» DIRECTIONS:
Write the following entries out again exactly, skipping each image.

» GIVEN DATA:
════════

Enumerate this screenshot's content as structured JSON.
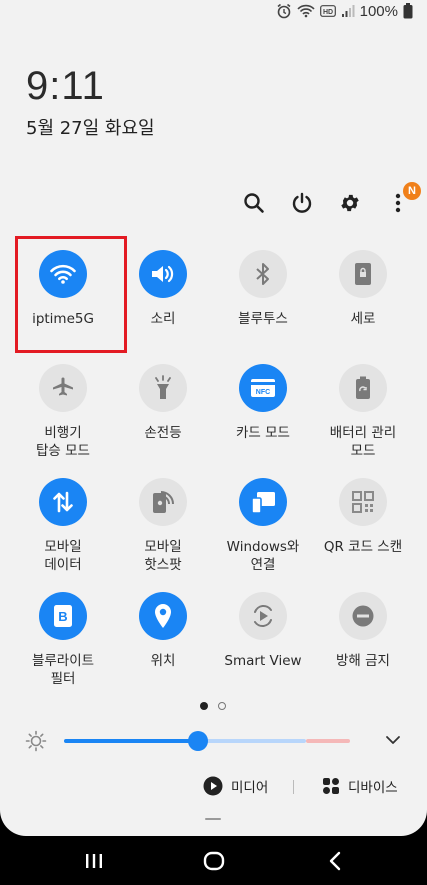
{
  "status_bar": {
    "battery_text": "100%",
    "icons": [
      "alarm-icon",
      "wifi-icon",
      "hd-icon",
      "signal-icon",
      "battery-icon"
    ]
  },
  "clock": {
    "time": "9:11",
    "date": "5월 27일 화요일"
  },
  "top_icons": {
    "notification_badge": "N"
  },
  "tiles": [
    {
      "label": "iptime5G",
      "icon": "wifi-icon",
      "state": "on"
    },
    {
      "label": "소리",
      "icon": "sound-icon",
      "state": "on"
    },
    {
      "label": "블루투스",
      "icon": "bluetooth-icon",
      "state": "off"
    },
    {
      "label": "세로",
      "icon": "portrait-lock-icon",
      "state": "off"
    },
    {
      "label": "비행기\n탑승 모드",
      "icon": "airplane-icon",
      "state": "off"
    },
    {
      "label": "손전등",
      "icon": "flashlight-icon",
      "state": "off"
    },
    {
      "label": "카드 모드",
      "icon": "nfc-icon",
      "state": "on"
    },
    {
      "label": "배터리 관리\n모드",
      "icon": "battery-saver-icon",
      "state": "off"
    },
    {
      "label": "모바일\n데이터",
      "icon": "mobile-data-icon",
      "state": "on"
    },
    {
      "label": "모바일\n핫스팟",
      "icon": "hotspot-icon",
      "state": "off"
    },
    {
      "label": "Windows와\n연결",
      "icon": "link-to-windows-icon",
      "state": "on"
    },
    {
      "label": "QR 코드 스캔",
      "icon": "qr-code-icon",
      "state": "off"
    },
    {
      "label": "블루라이트\n필터",
      "icon": "blue-light-filter-icon",
      "state": "on"
    },
    {
      "label": "위치",
      "icon": "location-icon",
      "state": "on"
    },
    {
      "label": "Smart View",
      "icon": "smart-view-icon",
      "state": "off"
    },
    {
      "label": "방해 금지",
      "icon": "do-not-disturb-icon",
      "state": "off"
    }
  ],
  "brightness": {
    "level": 0.47
  },
  "bottom": {
    "media_label": "미디어",
    "devices_label": "디바이스"
  },
  "colors": {
    "accent": "#1a85f4",
    "highlight": "#e31b23",
    "badge": "#f0801a"
  }
}
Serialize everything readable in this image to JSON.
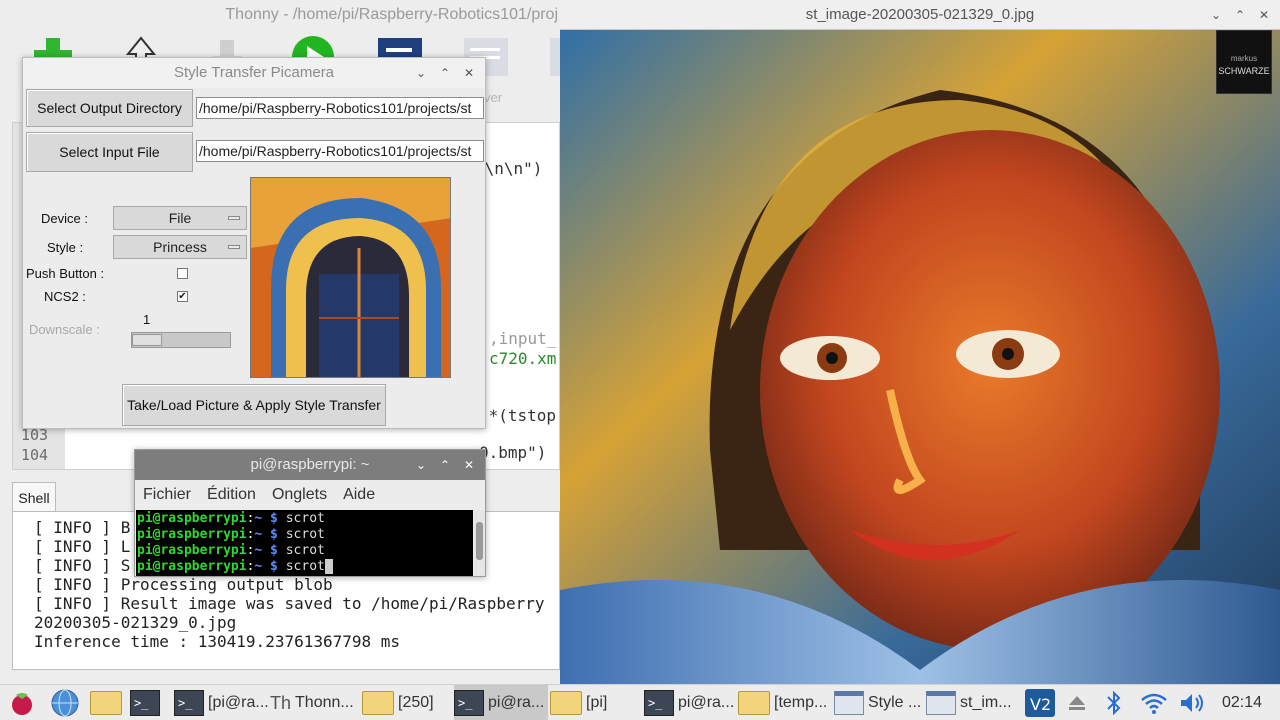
{
  "thonny": {
    "title": "Thonny  -  /home/pi/Raspberry-Robotics101/proj",
    "toolbar_partial_label": "ver",
    "editor": {
      "line_numbers": [
        "103",
        "104"
      ],
      "lines": [
        " \\n\\n\")",
        ",input_",
        "c720.xm",
        ")*(tstop",
        "0.bmp\")"
      ]
    },
    "shell_tab": "Shell",
    "shell_lines": [
      "[ INFO ] B",
      "[ INFO ] L",
      "[ INFO ] S",
      "[ INFO ] Processing output blob",
      "[ INFO ] Result image was saved to /home/pi/Raspberry",
      "20200305-021329_0.jpg",
      "Inference time : 130419.23761367798 ms"
    ]
  },
  "viewer": {
    "title": "st_image-20200305-021329_0.jpg",
    "watermark_line1": "markus",
    "watermark_line2": "SCHWARZE"
  },
  "dialog": {
    "title": "Style Transfer Picamera",
    "select_output_label": "Select Output Directory",
    "output_path": "/home/pi/Raspberry-Robotics101/projects/st",
    "select_input_label": "Select Input File",
    "input_path": "/home/pi/Raspberry-Robotics101/projects/st",
    "device_label": "Device :",
    "device_value": "File",
    "style_label": "Style :",
    "style_value": "Princess",
    "push_button_label": "Push Button :",
    "push_button_checked": false,
    "ncs2_label": "NCS2 :",
    "ncs2_checked": true,
    "ncs2_mark": "✔",
    "downscale_label": "Downscale :",
    "downscale_value": "1",
    "apply_label": "Take/Load Picture & Apply Style Transfer"
  },
  "terminal": {
    "title": "pi@raspberrypi: ~",
    "menu": [
      "Fichier",
      "Édition",
      "Onglets",
      "Aide"
    ],
    "prompt_user": "pi@raspberrypi",
    "prompt_colon": ":",
    "prompt_path": "~ $",
    "commands": [
      " scrot",
      " scrot",
      " scrot",
      " scrot"
    ]
  },
  "taskbar": {
    "items": [
      "[pi@ra...",
      "Thonn...",
      "[250]",
      "pi@ra...",
      "[pi]",
      "pi@ra...",
      "[temp...",
      "Style ...",
      "st_im..."
    ],
    "clock": "02:14"
  }
}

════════

» COMPLETED EXERCISE:
Enumerate this screenshot's content as structured JSON.
{
  "status_bar": {
    "battery_text": "100%",
    "icons": [
      "alarm-icon",
      "wifi-icon",
      "hd-icon",
      "signal-icon",
      "battery-icon"
    ]
  },
  "clock": {
    "time": "9:11",
    "date": "5월 27일 화요일"
  },
  "top_icons": {
    "notification_badge": "N"
  },
  "tiles": [
    {
      "label": "iptime5G",
      "icon": "wifi-icon",
      "state": "on"
    },
    {
      "label": "소리",
      "icon": "sound-icon",
      "state": "on"
    },
    {
      "label": "블루투스",
      "icon": "bluetooth-icon",
      "state": "off"
    },
    {
      "label": "세로",
      "icon": "portrait-lock-icon",
      "state": "off"
    },
    {
      "label": "비행기\n탑승 모드",
      "icon": "airplane-icon",
      "state": "off"
    },
    {
      "label": "손전등",
      "icon": "flashlight-icon",
      "state": "off"
    },
    {
      "label": "카드 모드",
      "icon": "nfc-icon",
      "state": "on"
    },
    {
      "label": "배터리 관리\n모드",
      "icon": "battery-saver-icon",
      "state": "off"
    },
    {
      "label": "모바일\n데이터",
      "icon": "mobile-data-icon",
      "state": "on"
    },
    {
      "label": "모바일\n핫스팟",
      "icon": "hotspot-icon",
      "state": "off"
    },
    {
      "label": "Windows와\n연결",
      "icon": "link-to-windows-icon",
      "state": "on"
    },
    {
      "label": "QR 코드 스캔",
      "icon": "qr-code-icon",
      "state": "off"
    },
    {
      "label": "블루라이트\n필터",
      "icon": "blue-light-filter-icon",
      "state": "on"
    },
    {
      "label": "위치",
      "icon": "location-icon",
      "state": "on"
    },
    {
      "label": "Smart View",
      "icon": "smart-view-icon",
      "state": "off"
    },
    {
      "label": "방해 금지",
      "icon": "do-not-disturb-icon",
      "state": "off"
    }
  ],
  "brightness": {
    "level": 0.47
  },
  "bottom": {
    "media_label": "미디어",
    "devices_label": "디바이스"
  },
  "colors": {
    "accent": "#1a85f4",
    "highlight": "#e31b23",
    "badge": "#f0801a"
  }
}
Serialize everything readable in this image to JSON.
{
  "thonny": {
    "title": "Thonny  -  /home/pi/Raspberry-Robotics101/proj",
    "toolbar_partial_label": "ver",
    "editor": {
      "line_numbers": [
        "103",
        "104"
      ],
      "lines": [
        " \\n\\n\")",
        ",input_",
        "c720.xm",
        ")*(tstop",
        "0.bmp\")"
      ]
    },
    "shell_tab": "Shell",
    "shell_lines": [
      "[ INFO ] B",
      "[ INFO ] L",
      "[ INFO ] S",
      "[ INFO ] Processing output blob",
      "[ INFO ] Result image was saved to /home/pi/Raspberry",
      "20200305-021329_0.jpg",
      "Inference time : 130419.23761367798 ms"
    ]
  },
  "viewer": {
    "title": "st_image-20200305-021329_0.jpg",
    "watermark_line1": "markus",
    "watermark_line2": "SCHWARZE"
  },
  "dialog": {
    "title": "Style Transfer Picamera",
    "select_output_label": "Select Output Directory",
    "output_path": "/home/pi/Raspberry-Robotics101/projects/st",
    "select_input_label": "Select Input File",
    "input_path": "/home/pi/Raspberry-Robotics101/projects/st",
    "device_label": "Device :",
    "device_value": "File",
    "style_label": "Style :",
    "style_value": "Princess",
    "push_button_label": "Push Button :",
    "push_button_checked": false,
    "ncs2_label": "NCS2 :",
    "ncs2_checked": true,
    "ncs2_mark": "✔",
    "downscale_label": "Downscale :",
    "downscale_value": "1",
    "apply_label": "Take/Load Picture & Apply Style Transfer"
  },
  "terminal": {
    "title": "pi@raspberrypi: ~",
    "menu": [
      "Fichier",
      "Édition",
      "Onglets",
      "Aide"
    ],
    "prompt_user": "pi@raspberrypi",
    "prompt_colon": ":",
    "prompt_path": "~ $",
    "commands": [
      " scrot",
      " scrot",
      " scrot",
      " scrot"
    ]
  },
  "taskbar": {
    "items": [
      "[pi@ra...",
      "Thonn...",
      "[250]",
      "pi@ra...",
      "[pi]",
      "pi@ra...",
      "[temp...",
      "Style ...",
      "st_im..."
    ],
    "clock": "02:14"
  }
}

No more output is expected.